tent, secret organizations have been no 
credit to Christianity. Jesuitism has 
been a constant source of alarm and a 
menace to good government. 

There is a world-wide contrast between 
these Christian mysteries and those of 
the heathen worship which have served 
as copies for Freemasonry and other se- 
cret societies. The former were espe- 
cially in honor of the Lord Jesus. The 
mysteries of Freemasonry are by the tes- 
timony of its most distinguished writers, 
copied from the secret worship of the 
Pagan gods." 

Much as we may deplore the incon- 
sistencies of some of the earlier Chris- 
tians they (the Christian societies) were 
infinitely superior to any Pagan institu- 
tion, either ancient or modern. The 
church has outgrown all occasion for se- 
cret organizations, and they exist in our 
midst as the relics of the old heathenism 
which was and is the enemv of Christ 
and as such excludes his name from their 

Oberlin. O. 

I'd rather sit in my old chair. 

And see the coals glow in the grate. 

And chat with one I think is fair. 
Than sit upon a throne of state. 



December, 1901. 



It is quite obvious that during the days 
of the apostles and in the churches that 
they planted there were not only no se- 
cret associations, but that simplicity and 
openness were a marked characteristic. 

The following from Paul's second let- 
ter to the Corinthians makes this quite 
clear. "Therefore, seeing we have this 
ministry, as we have received mercy we 
faint not, but have renounced the hidden 
things of dishonesty (or shame), not 
walking in craftiness, nor handling the 
word of God deceitfully, but by the man- 
isfestation of the truth, commending our- 
selves to every man's conscience in the 
sight of God." (II. Cor. 4:1, 2.) 

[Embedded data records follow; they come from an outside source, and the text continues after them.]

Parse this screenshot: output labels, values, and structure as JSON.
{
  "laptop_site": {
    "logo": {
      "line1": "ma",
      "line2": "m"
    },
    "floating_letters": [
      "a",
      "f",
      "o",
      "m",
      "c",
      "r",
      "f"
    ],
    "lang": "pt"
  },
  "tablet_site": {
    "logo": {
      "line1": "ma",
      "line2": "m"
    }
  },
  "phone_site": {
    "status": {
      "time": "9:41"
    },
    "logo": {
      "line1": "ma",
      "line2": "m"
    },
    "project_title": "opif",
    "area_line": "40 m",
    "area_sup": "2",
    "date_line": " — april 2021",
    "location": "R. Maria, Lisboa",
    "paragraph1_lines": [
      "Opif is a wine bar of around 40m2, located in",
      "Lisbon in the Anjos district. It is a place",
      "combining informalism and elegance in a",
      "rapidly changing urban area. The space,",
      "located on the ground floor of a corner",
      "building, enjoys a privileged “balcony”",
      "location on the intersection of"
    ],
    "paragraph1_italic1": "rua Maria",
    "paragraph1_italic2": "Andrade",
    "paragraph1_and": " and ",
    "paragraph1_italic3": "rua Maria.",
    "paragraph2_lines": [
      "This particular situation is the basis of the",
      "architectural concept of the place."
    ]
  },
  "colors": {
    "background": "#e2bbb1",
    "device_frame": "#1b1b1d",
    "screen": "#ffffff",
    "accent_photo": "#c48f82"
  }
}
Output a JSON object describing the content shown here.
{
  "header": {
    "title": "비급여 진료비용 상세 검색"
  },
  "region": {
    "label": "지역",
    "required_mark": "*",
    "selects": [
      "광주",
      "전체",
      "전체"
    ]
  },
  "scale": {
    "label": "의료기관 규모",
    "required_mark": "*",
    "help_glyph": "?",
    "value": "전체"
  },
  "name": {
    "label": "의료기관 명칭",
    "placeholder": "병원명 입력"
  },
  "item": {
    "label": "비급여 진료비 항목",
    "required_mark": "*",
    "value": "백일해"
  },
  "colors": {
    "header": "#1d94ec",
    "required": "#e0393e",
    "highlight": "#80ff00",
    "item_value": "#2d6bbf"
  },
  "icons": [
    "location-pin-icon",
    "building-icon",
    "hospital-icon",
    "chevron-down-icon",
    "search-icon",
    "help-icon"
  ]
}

That in the centuries subsequent to the 
time of the apostles there was a depart- 
ure from this openness and simplicity 
and that the meetings of Christians were 
sometimes secret is admitted ; but that 
Christians had secret orders, comparable 
to either the ancient or modern secret so- 
cieties, is denied. Their secrets were the 
rites of the church and sometimes the 
teachings of its leaders. The reasons for 
such secret meetings vv^ere : (ist) The op- 
position of the Pagan world much of the 
time and in many parts of the Roman em- 
pire Christianity was proscribed ; its meet- 
ings were illegal and its profession was 
punished with death ; there meetings 
must, of necessity, be secret. (2d) 
Through a mistaken interpretation of the 
teachings of Paul and the other apostles, 
doctrines were taught that were held to 
be subversive of the imperial authority. 
Thus it was held that there was to be a 
personal Anti-Christ that should soon ap- 
pear, that Nero was this Anti-Christ and 
after his death he was to be raised with 
great and demoniacal power but only to be 
destroyed by the personal coming of our 
Lord from heaven. 

The second chapter of Paul's second 
letter to the Thessalonia